Exercise instructions » Each record is to be written out exactly as it appears.

═════ Source material

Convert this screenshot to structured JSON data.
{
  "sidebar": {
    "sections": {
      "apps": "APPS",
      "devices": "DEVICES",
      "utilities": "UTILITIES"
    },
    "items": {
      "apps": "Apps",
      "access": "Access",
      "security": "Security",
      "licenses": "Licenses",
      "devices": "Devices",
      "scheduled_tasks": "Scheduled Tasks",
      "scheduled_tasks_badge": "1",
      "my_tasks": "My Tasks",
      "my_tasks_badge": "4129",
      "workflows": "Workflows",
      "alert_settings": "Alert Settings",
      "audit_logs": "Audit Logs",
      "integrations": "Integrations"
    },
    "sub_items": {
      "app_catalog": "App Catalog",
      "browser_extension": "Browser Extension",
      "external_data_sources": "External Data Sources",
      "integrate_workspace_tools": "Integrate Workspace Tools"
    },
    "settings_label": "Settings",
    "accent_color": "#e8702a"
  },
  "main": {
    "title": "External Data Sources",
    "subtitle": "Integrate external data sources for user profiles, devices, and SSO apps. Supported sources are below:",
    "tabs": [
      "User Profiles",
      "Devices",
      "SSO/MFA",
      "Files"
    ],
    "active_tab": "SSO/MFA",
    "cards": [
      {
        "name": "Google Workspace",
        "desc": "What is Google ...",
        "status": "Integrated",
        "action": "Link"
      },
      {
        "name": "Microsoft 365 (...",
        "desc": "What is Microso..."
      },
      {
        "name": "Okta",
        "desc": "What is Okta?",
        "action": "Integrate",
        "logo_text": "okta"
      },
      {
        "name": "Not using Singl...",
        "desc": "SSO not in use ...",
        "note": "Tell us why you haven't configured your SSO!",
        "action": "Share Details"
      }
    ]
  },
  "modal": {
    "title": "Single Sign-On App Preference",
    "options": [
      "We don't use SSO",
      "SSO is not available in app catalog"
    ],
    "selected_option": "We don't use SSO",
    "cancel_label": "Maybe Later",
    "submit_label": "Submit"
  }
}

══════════

The answer »
Convert this screenshot to structured JSON data.
{
  "sidebar": {
    "sections": {
      "apps": "APPS",
      "devices": "DEVICES",
      "utilities": "UTILITIES"
    },
    "items": {
      "apps": "Apps",
      "access": "Access",
      "security": "Security",
      "licenses": "Licenses",
      "devices": "Devices",
      "scheduled_tasks": "Scheduled Tasks",
      "scheduled_tasks_badge": "1",
      "my_tasks": "My Tasks",
      "my_tasks_badge": "4129",
      "workflows": "Workflows",
      "alert_settings": "Alert Settings",
      "audit_logs": "Audit Logs",
      "integrations": "Integrations"
    },
    "sub_items": {
      "app_catalog": "App Catalog",
      "browser_extension": "Browser Extension",
      "external_data_sources": "External Data Sources",
      "integrate_workspace_tools": "Integrate Workspace Tools"
    },
    "settings_label": "Settings",
    "accent_color": "#e8702a"
  },
  "main": {
    "title": "External Data Sources",
    "subtitle": "Integrate external data sources for user profiles, devices, and SSO apps. Supported sources are below:",
    "tabs": [
      "User Profiles",
      "Devices",
      "SSO/MFA",
      "Files"
    ],
    "active_tab": "SSO/MFA",
    "cards": [
      {
        "name": "Google Workspace",
        "desc": "What is Google ...",
        "status": "Integrated",
        "action": "Link"
      },
      {
        "name": "Microsoft 365 (...",
        "desc": "What is Microso..."
      },
      {
        "name": "Okta",
        "desc": "What is Okta?",
        "action": "Integrate",
        "logo_text": "okta"
      },
      {
        "name": "Not using Singl...",
        "desc": "SSO not in use ...",
        "note": "Tell us why you haven't configured your SSO!",
        "action": "Share Details"
      }
    ]
  },
  "modal": {
    "title": "Single Sign-On App Preference",
    "options": [
      "We don't use SSO",
      "SSO is not available in app catalog"
    ],
    "selected_option": "We don't use SSO",
    "cancel_label": "Maybe Later",
    "submit_label": "Submit"
  }
}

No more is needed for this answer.